I didn't even short myself. I had a 4-5 mile run scheduled and I ran what ended up being 4.43 miles.
Last year, I would have taken the day off. I would have chalked it up to being tired, to it being cold, to it being rainy, to being stressed.
I couldn't let myself sacrifice my training like that.
I ran, and it put me at just over 16 miles for the week ... my longest week in training yet.
I'm glad I ran.
Sunday, October 10, 2010
Chris Lieto is a very talented triathlete who has won the Ironman before, in Wisconsin, Canada, and Tokyo. The guy is ridiculous on the bike, setting the course record in Canada and last year having a 12 minute lead on eventual champion Craig Alexander in Kona. This year, Chris was kicking some major ass on the bike, but with temperatures topping 104 degrees, it was a hot day, even by the blast furnace Kona standards. Chris started off the run, but early on, it was obvious something was going on. He was struggling a little bit. The announcers were unsure of what was happening, but I could see it in his form and his expression. Fast on his heels were Andreas Raelert and Chris McCormack. McCormack has won Kona before, in 2007. Even further back, but just as dangerous, was Craig Alexander, who has come from behind in both his Kona wins on the run. He was running an unreal 2:35:00 marathon pace. Lieto was faltering, and soon was passed by McCormack. I thought there was the possibility that Lieto would be able to rally, but he was unable. No Kona again for Lieto, who has hinted at hanging it up. I think he's still got a shot at winning Kona, but certainly the window is closing for him.
Anyway though, Chris McCormack made a crucial decision that ultimately netted him victory. Near the last aid station, McCormack and Raelert were running stride for stride, just as Mark Allen and Dave Scott were in the Ironwar. At that point, the observers twittering about the race and myself were wondering if it would come down to a sprint. When they shook hands, I figured they were making an agreement to not sprint until the end.

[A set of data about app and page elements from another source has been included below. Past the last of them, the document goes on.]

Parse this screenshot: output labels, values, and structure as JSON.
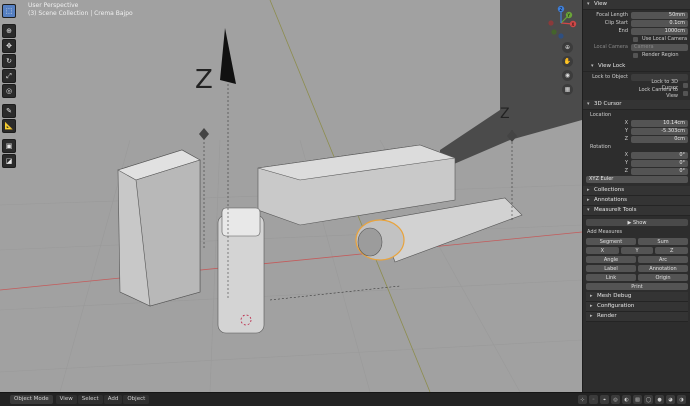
{
  "viewport": {
    "title": "User Perspective",
    "collection": "(3) Scene Collection | Crema Bajpo",
    "axis_label": "Z"
  },
  "toolbar": {
    "icons": [
      "select-box-icon",
      "cursor-icon",
      "move-icon",
      "rotate-icon",
      "scale-icon",
      "transform-icon",
      "annotate-icon",
      "measure-icon",
      "add-cube-icon",
      "camera-icon"
    ]
  },
  "gizmo": {
    "x": "X",
    "y": "Y",
    "z": "Z"
  },
  "panel": {
    "view": {
      "header": "View",
      "focal_length_label": "Focal Length",
      "focal_length": "50mm",
      "clip_start_label": "Clip Start",
      "clip_start": "0.1cm",
      "clip_end_label": "End",
      "clip_end": "1000cm",
      "use_local_camera": "Use Local Camera",
      "local_camera_label": "Local Camera",
      "local_camera": "Camera",
      "render_region": "Render Region",
      "view_lock_header": "View Lock",
      "lock_to_object": "Lock to Object",
      "lock_to_3d_cursor": "Lock to 3D Cursor",
      "lock_camera_to_view": "Lock Camera to View"
    },
    "cursor": {
      "header": "3D Cursor",
      "location_label": "Location",
      "x_label": "X",
      "x": "10.14cm",
      "y_label": "Y",
      "y": "-5.303cm",
      "z_label": "Z",
      "z": "0cm",
      "rotation_label": "Rotation",
      "rx": "0°",
      "ry": "0°",
      "rz": "0°",
      "mode": "XYZ Euler"
    },
    "collections": "Collections",
    "annotations": "Annotations",
    "measureit": {
      "header": "MeasureIt Tools",
      "show": "Show",
      "add_measures": "Add Measures",
      "segment": "Segment",
      "sum": "Sum",
      "angle": "Angle",
      "arc": "Arc",
      "label": "Label",
      "annotation": "Annotation",
      "link": "Link",
      "origin": "Origin",
      "print": "Print",
      "mesh_debug": "Mesh Debug",
      "configuration": "Configuration",
      "render": "Render"
    }
  },
  "statusbar": {
    "mode": "Object Mode",
    "menu": [
      "View",
      "Select",
      "Add",
      "Object"
    ],
    "global": "Global"
  }
}
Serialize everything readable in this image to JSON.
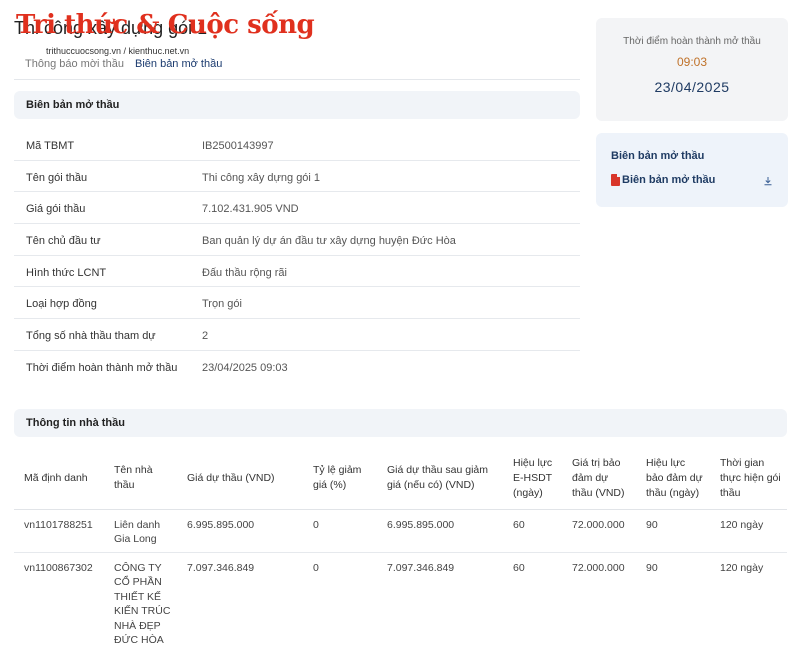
{
  "page": {
    "title": "Thi công xây dựng gói 1"
  },
  "watermark": {
    "logo": "Tri thức & Cuộc sống",
    "sub": "trithuccuocsong.vn / kienthuc.net.vn"
  },
  "tabs": [
    {
      "label": "Thông báo mời thầu",
      "active": false
    },
    {
      "label": "Biên bản mở thầu",
      "active": true
    }
  ],
  "section_opening": {
    "title": "Biên bản mở thầu"
  },
  "info_rows": [
    {
      "key": "Mã TBMT",
      "value": "IB2500143997"
    },
    {
      "key": "Tên gói thầu",
      "value": "Thi công xây dựng gói 1"
    },
    {
      "key": "Giá gói thầu",
      "value": "7.102.431.905 VND"
    },
    {
      "key": "Tên chủ đầu tư",
      "value": "Ban quản lý dự án đầu tư xây dựng huyện Đức Hòa"
    },
    {
      "key": "Hình thức LCNT",
      "value": "Đấu thầu rộng rãi"
    },
    {
      "key": "Loại hợp đồng",
      "value": "Trọn gói"
    },
    {
      "key": "Tổng số nhà thầu tham dự",
      "value": "2"
    },
    {
      "key": "Thời điểm hoàn thành mở thầu",
      "value": "23/04/2025 09:03"
    }
  ],
  "completion_card": {
    "label": "Thời điểm hoàn thành mở thầu",
    "time": "09:03",
    "date": "23/04/2025"
  },
  "download_card": {
    "title": "Biên bản mở thầu",
    "link": "Biên bản mở thầu",
    "icon": "download-icon"
  },
  "section_bidders": {
    "title": "Thông tin nhà thầu"
  },
  "bidders_table": {
    "headers": [
      "Mã định danh",
      "Tên nhà thầu",
      "Giá dự thầu (VND)",
      "Tỷ lệ giảm giá (%)",
      "Giá dự thầu sau giảm giá (nếu có) (VND)",
      "Hiệu lực E-HSDT (ngày)",
      "Giá trị bảo đảm dự thầu (VND)",
      "Hiệu lực bảo đảm dự thầu (ngày)",
      "Thời gian thực hiện gói thầu"
    ],
    "rows": [
      [
        "vn1101788251",
        "Liên danh Gia Long",
        "6.995.895.000",
        "0",
        "6.995.895.000",
        "60",
        "72.000.000",
        "90",
        "120 ngày"
      ],
      [
        "vn1100867302",
        "CÔNG TY CỔ PHẦN THIẾT KẾ KIẾN TRÚC NHÀ ĐẸP ĐỨC HÒA",
        "7.097.346.849",
        "0",
        "7.097.346.849",
        "60",
        "72.000.000",
        "90",
        "120 ngày"
      ]
    ]
  }
}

Turns out it was just congratulating each other on a great race. At the last aid station, McCormack elected to not stop for aid, but Raelert did, and was unable to catch up. I was surprised he made the decision to stop. I mean, at that point, step on the gas! Grind it out! You're so close! But it wasn't to be. Chris McCormack snapped the tape in Kona and silenced the doubters about him. Most importantly, he held off Craig Alexander, who finished 4th and was very gracious.

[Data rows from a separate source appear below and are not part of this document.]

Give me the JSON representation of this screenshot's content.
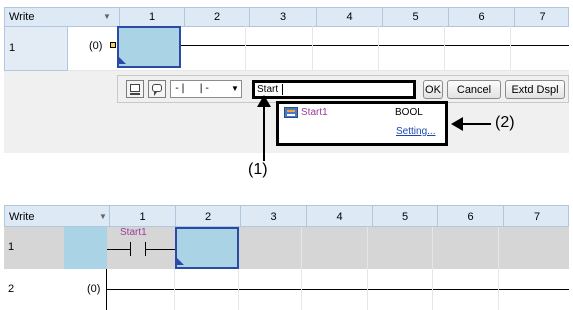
{
  "before": {
    "header": {
      "write_label": "Write",
      "col_nums": [
        "1",
        "2",
        "3",
        "4",
        "5",
        "6",
        "7"
      ]
    },
    "row1_label": "1",
    "coil_label": "(0)",
    "toolbar": {
      "instr_select": "-|  |-",
      "input_value": "Start",
      "ok_label": "OK",
      "cancel_label": "Cancel",
      "extd_label": "Extd Dspl"
    },
    "suggestion": {
      "name": "Start1",
      "type": "BOOL",
      "setting_link": "Setting..."
    },
    "callout1": "(1)",
    "callout2": "(2)"
  },
  "after": {
    "header": {
      "write_label": "Write",
      "col_nums": [
        "1",
        "2",
        "3",
        "4",
        "5",
        "6",
        "7"
      ]
    },
    "row1_label": "1",
    "row2_label": "2",
    "contact_label": "Start1",
    "coil_label": "(0)"
  },
  "colors": {
    "header_bg": "#dde9f5",
    "selected_cell": "#aad4e6",
    "selected_border": "#2a4aa6",
    "device_text": "#9b3d9b",
    "link": "#1a48b0"
  },
  "icons": [
    "dropdown-arrow-icon",
    "ladder-coil-icon",
    "monitor-icon",
    "comment-icon",
    "label-variable-icon",
    "arrow-up-icon",
    "arrow-left-icon"
  ]
}
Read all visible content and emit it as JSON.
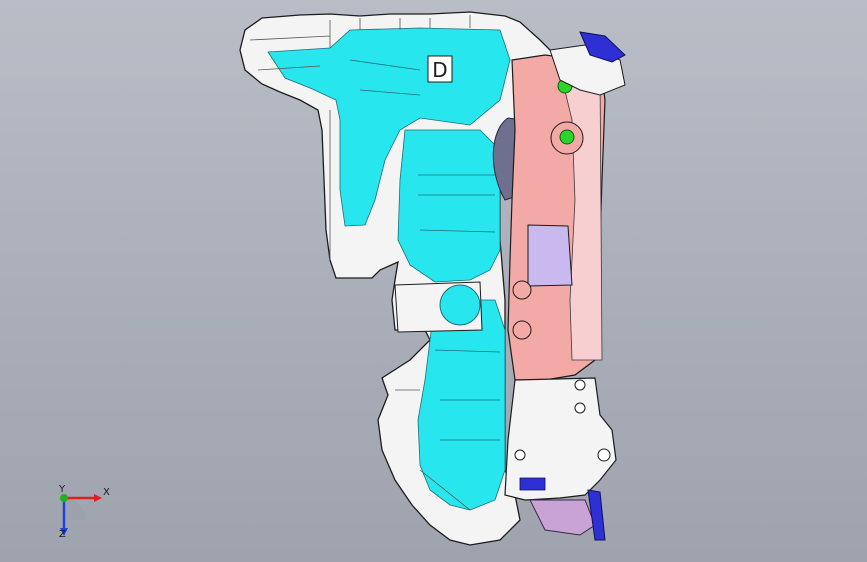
{
  "viewport": {
    "background_top": "#b9bdc6",
    "background_bottom": "#9ea3ae"
  },
  "model": {
    "colors": {
      "housing_fill": "#f4f4f4",
      "housing_edge": "#1c1c1c",
      "cavity_fill": "#27e6ee",
      "cover_fill": "#f3a9a6",
      "cover_light": "#f7cfd0",
      "lavender": "#c9b9ee",
      "bracket_blue": "#2f2fd6",
      "marker_green": "#2bd62b",
      "boss_shadow": "#8e8e9a"
    },
    "part_letter": "D"
  },
  "triad": {
    "x_label": "X",
    "y_label": "Y",
    "z_label": "Z",
    "x_color": "#e02020",
    "y_color": "#20b020",
    "z_color": "#2040e0"
  }
}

The thing is, McCormack winning the mens side of thing probably wasn't the biggest story of the day. No, in my opinion, the biggest story of the day was Chrissy Wellington's decision to not race. The hype surrounding Chrissy coming into this race was unreal. It didn't seem to be a discussion of whether Chrissy would repeat; it seemed more like would whoever finished 2nd get closer than last year? These questions were moot when Chrissy announced that due to flu-like symptoms, she wouldn't be able to perform with the respect that the race and her competitors deserve. Talk about a classy human being. She races Ironman with the respect Ironman deserves. You don't compete in Kona unless you are capable of doing your very best. Chrissy captures that, and in turn, captures my respect for life.

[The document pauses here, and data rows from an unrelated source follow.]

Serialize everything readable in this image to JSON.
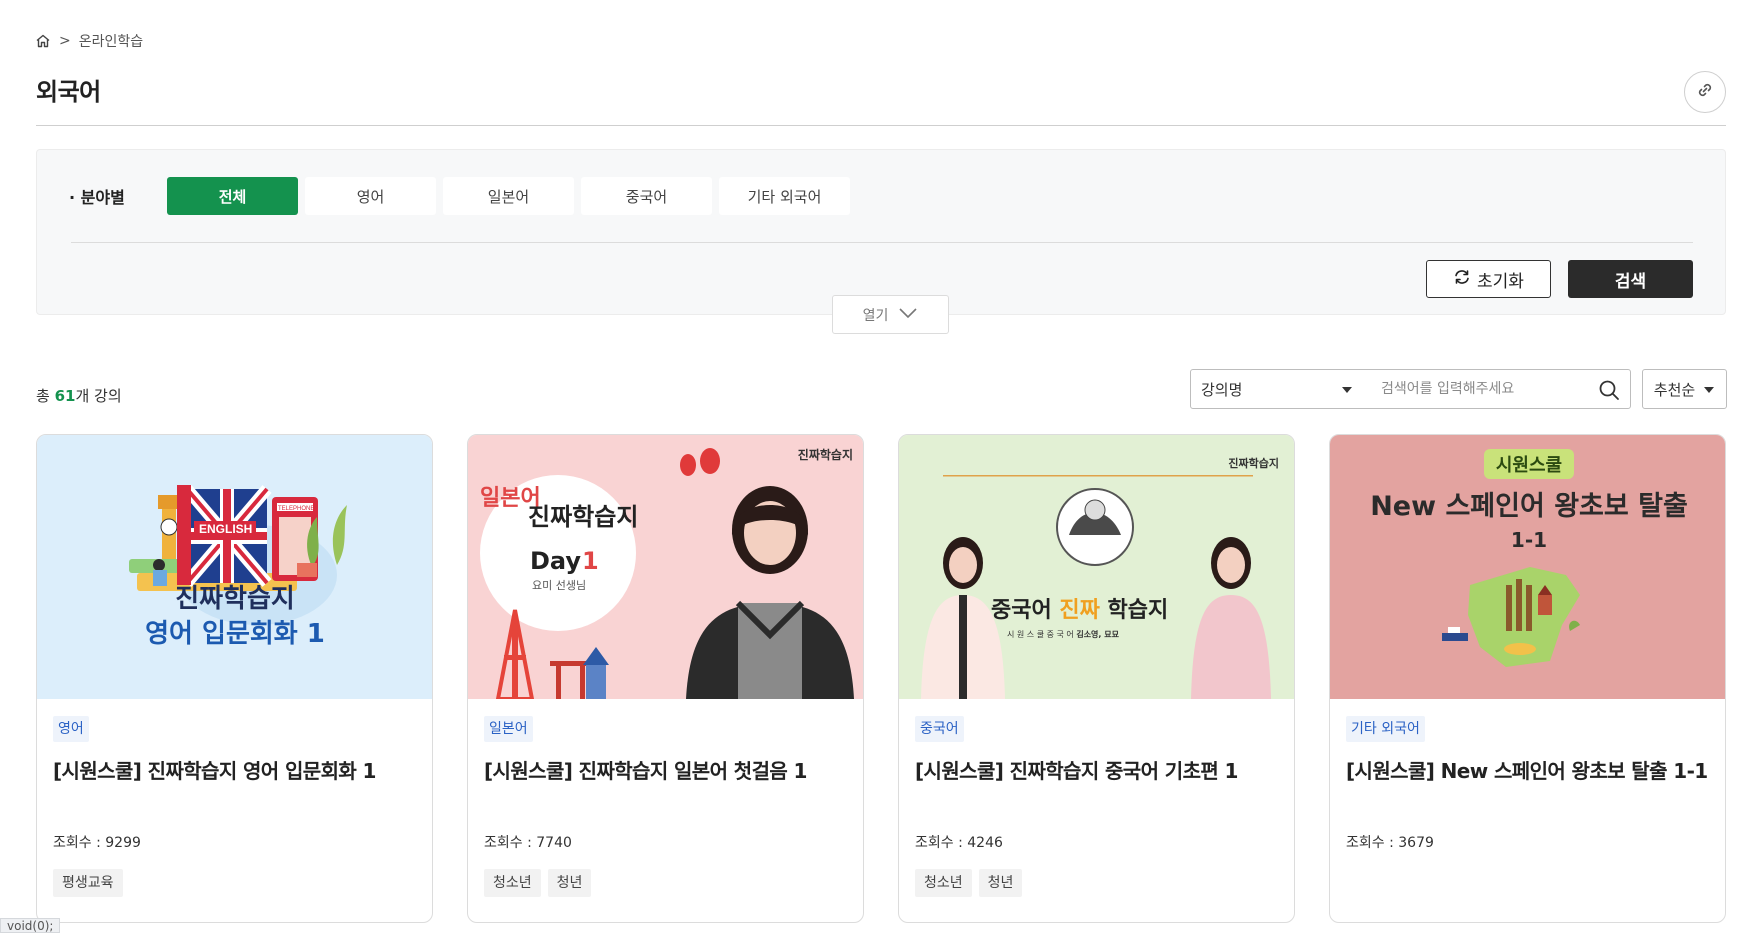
{
  "breadcrumb": {
    "separator": ">",
    "current": "온라인학습"
  },
  "page": {
    "title": "외국어"
  },
  "filter": {
    "label": "· 분야별",
    "chips": [
      "전체",
      "영어",
      "일본어",
      "중국어",
      "기타 외국어"
    ],
    "active_chip": "전체",
    "reset_label": "초기화",
    "search_label": "검색",
    "toggle_label": "열기"
  },
  "results": {
    "prefix": "총 ",
    "count": "61",
    "suffix": "개 강의"
  },
  "search": {
    "select_value": "강의명",
    "placeholder": "검색어를 입력해주세요"
  },
  "sort": {
    "value": "추천순"
  },
  "colors": {
    "accent": "#14924e",
    "dark_button": "#2b2b2b",
    "badge_text": "#2b62c5",
    "badge_bg": "#eef3fb"
  },
  "cards": [
    {
      "category": "영어",
      "title": "[시원스쿨] 진짜학습지 영어 입문회화 1",
      "views_label": "조회수 : ",
      "views": "9299",
      "tags": [
        "평생교육"
      ],
      "thumb": {
        "bg": "#dceefb",
        "line1": "진짜학습지",
        "line2": "영어 입문회화 1",
        "book_text": "ENGLISH",
        "booth_text": "TELEPHONE"
      }
    },
    {
      "category": "일본어",
      "title": "[시원스쿨] 진짜학습지 일본어 첫걸음 1",
      "views_label": "조회수 : ",
      "views": "7740",
      "tags": [
        "청소년",
        "청년"
      ],
      "thumb": {
        "bg": "#f9d3d3",
        "brand": "진짜학습지",
        "lang": "일본어",
        "headline": "진짜학습지",
        "day": "Day",
        "day_num": "1",
        "teacher": "요미 선생님"
      }
    },
    {
      "category": "중국어",
      "title": "[시원스쿨] 진짜학습지 중국어 기초편 1",
      "views_label": "조회수 : ",
      "views": "4246",
      "tags": [
        "청소년",
        "청년"
      ],
      "thumb": {
        "bg": "#e2f0d4",
        "brand": "진짜학습지",
        "headline_a": "중국어 ",
        "headline_b": "진짜",
        "headline_c": " 학습지",
        "sub_a": "시 원 스 쿨  중 국 어  ",
        "sub_b": "김소영, 묘묘"
      }
    },
    {
      "category": "기타 외국어",
      "title": "[시원스쿨] New 스페인어 왕초보 탈출 1-1",
      "views_label": "조회수 : ",
      "views": "3679",
      "tags": [],
      "thumb": {
        "bg": "#e3a3a0",
        "brand": "시원스쿨",
        "headline": "New 스페인어 왕초보 탈출",
        "sub": "1-1"
      }
    }
  ],
  "status_bar": {
    "text": "void(0);"
  }
}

One of the best quotes from the bloggers following the race went something like this. I didn't quote it word for word and can't find it this morning, but basically he summed it up that we should all keep our dreams of completing the Ironman, since it doesn't matter who is winning the race. I think that's always something to keep in mind in triathlon. As much as I love the sport, I'm not at the point where I RACE, per se. But I definitely go hard during the event and work as hard as I can.
As I said in a list of truths I was making about triathlon this week that I'll post later...plan to complete an Ironman...dream of Kona.